EXERCISE DESCRIPTION: Within the listing below, please show every line carrying the string "JSON".

BEGIN DATASET RECORDS

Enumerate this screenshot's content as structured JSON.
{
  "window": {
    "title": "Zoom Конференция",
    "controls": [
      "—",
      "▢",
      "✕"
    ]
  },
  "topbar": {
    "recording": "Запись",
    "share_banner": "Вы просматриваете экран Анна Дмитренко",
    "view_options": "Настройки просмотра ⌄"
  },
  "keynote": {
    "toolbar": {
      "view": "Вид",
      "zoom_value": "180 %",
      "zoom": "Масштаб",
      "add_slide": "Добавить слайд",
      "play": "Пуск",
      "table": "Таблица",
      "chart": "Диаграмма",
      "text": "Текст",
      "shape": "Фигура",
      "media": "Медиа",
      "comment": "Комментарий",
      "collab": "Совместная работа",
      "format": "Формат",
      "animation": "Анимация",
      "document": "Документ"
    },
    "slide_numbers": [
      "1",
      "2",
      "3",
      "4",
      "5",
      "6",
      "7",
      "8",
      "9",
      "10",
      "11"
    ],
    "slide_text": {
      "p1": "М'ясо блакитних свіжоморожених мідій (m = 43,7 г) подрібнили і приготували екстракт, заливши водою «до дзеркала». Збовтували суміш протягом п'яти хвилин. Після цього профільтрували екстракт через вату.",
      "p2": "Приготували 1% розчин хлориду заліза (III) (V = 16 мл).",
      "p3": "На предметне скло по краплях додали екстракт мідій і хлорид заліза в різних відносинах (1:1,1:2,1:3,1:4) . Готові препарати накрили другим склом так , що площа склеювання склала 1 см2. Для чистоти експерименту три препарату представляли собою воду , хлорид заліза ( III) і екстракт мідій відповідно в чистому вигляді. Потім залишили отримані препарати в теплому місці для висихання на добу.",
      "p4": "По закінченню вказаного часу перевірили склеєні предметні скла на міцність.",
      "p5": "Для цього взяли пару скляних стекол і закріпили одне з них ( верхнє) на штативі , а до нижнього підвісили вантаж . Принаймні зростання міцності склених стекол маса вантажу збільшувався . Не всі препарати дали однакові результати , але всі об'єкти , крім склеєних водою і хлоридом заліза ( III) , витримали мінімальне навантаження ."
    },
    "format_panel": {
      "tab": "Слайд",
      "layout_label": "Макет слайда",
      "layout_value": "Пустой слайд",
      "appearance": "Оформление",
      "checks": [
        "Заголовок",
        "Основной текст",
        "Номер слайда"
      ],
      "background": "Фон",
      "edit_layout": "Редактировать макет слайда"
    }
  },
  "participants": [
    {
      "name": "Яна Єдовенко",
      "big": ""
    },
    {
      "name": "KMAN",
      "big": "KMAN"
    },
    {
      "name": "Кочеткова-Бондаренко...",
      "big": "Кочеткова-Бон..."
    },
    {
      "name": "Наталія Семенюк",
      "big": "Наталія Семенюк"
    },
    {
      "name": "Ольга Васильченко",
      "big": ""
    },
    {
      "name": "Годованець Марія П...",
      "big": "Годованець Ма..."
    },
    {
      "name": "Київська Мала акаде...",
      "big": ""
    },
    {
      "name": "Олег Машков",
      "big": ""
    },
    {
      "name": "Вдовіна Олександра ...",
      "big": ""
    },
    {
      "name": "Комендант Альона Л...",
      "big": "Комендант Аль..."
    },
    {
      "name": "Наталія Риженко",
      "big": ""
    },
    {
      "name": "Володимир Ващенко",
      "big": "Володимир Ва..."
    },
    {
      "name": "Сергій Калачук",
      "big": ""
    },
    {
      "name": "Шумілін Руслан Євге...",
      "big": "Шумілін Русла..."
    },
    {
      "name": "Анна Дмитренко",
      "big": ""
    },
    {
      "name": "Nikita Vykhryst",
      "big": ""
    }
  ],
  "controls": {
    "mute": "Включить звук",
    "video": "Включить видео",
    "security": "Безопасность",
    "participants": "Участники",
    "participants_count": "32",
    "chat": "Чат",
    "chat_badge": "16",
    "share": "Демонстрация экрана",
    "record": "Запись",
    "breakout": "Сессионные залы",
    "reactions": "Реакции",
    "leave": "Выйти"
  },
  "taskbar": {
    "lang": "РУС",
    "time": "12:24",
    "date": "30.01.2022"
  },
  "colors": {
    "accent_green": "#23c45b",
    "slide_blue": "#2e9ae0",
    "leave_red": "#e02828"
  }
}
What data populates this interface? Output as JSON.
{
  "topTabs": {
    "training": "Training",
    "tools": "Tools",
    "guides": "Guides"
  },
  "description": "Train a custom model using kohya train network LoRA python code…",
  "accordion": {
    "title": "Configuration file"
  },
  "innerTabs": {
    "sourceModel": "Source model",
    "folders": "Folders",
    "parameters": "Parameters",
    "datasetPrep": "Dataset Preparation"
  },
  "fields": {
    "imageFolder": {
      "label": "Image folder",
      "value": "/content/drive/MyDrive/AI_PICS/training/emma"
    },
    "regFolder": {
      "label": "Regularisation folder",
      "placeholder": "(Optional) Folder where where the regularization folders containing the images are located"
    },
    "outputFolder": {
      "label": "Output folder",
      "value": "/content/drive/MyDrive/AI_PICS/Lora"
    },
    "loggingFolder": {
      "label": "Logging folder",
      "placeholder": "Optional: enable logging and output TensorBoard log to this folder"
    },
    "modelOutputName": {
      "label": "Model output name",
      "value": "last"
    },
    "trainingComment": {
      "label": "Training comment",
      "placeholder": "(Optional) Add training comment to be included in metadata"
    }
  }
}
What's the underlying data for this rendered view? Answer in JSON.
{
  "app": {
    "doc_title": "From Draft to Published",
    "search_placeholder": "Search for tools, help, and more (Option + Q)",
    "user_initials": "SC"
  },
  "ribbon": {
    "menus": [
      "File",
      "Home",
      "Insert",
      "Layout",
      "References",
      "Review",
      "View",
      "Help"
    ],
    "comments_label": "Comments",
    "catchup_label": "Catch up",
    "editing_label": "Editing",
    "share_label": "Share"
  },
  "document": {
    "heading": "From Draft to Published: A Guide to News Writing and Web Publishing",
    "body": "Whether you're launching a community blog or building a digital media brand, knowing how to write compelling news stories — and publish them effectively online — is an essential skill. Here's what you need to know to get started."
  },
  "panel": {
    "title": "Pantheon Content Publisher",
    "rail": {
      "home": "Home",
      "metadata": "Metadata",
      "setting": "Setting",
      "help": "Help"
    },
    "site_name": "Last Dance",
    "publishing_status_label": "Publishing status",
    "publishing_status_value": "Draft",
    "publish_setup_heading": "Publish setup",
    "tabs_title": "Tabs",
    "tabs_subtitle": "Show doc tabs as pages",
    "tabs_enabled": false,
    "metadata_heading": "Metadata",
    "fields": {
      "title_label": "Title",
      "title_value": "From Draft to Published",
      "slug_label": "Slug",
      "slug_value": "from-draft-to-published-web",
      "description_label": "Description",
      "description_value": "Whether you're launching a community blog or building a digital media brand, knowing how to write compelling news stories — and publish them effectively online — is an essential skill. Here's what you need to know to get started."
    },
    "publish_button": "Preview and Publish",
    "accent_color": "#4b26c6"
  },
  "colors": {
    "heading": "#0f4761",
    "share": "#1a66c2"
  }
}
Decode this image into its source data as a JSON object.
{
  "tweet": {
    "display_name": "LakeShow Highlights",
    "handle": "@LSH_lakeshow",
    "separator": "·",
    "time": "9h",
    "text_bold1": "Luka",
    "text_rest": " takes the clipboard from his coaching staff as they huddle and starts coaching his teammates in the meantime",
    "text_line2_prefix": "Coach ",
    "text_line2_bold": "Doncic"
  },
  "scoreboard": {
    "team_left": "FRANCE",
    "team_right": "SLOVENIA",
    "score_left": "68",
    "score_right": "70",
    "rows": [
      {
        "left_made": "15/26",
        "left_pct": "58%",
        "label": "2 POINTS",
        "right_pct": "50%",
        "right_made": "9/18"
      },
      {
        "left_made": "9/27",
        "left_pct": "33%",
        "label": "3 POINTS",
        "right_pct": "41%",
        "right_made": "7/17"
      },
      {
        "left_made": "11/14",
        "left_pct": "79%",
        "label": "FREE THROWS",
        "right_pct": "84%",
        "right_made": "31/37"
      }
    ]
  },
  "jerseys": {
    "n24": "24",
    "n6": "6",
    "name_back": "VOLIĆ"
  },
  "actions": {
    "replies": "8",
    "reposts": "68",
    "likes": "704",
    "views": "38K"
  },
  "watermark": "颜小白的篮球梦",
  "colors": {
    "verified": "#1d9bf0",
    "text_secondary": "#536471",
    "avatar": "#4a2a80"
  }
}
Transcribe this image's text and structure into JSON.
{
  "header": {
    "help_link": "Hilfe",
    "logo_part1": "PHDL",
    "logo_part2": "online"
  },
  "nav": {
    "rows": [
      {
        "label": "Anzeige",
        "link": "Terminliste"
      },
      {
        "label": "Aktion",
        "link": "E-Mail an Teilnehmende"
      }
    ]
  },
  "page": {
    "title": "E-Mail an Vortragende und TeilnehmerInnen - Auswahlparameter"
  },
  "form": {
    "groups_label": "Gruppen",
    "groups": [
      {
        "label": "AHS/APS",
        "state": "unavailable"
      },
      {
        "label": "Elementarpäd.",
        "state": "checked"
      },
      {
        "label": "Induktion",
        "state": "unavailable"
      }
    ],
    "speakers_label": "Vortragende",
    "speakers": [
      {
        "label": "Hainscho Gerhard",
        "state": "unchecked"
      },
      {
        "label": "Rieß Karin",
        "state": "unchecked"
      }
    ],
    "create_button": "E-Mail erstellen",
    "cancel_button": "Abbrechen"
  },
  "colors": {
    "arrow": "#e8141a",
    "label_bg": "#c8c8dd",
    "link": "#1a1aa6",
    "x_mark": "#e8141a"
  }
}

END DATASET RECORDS

ANSWER BOX:
Enumerate this screenshot's content as structured JSON.
What data populates this interface? Output as JSON.
What's the underlying data for this rendered view? Answer in JSON.
Decode this image into its source data as a JSON object.
Transcribe this image's text and structure into JSON.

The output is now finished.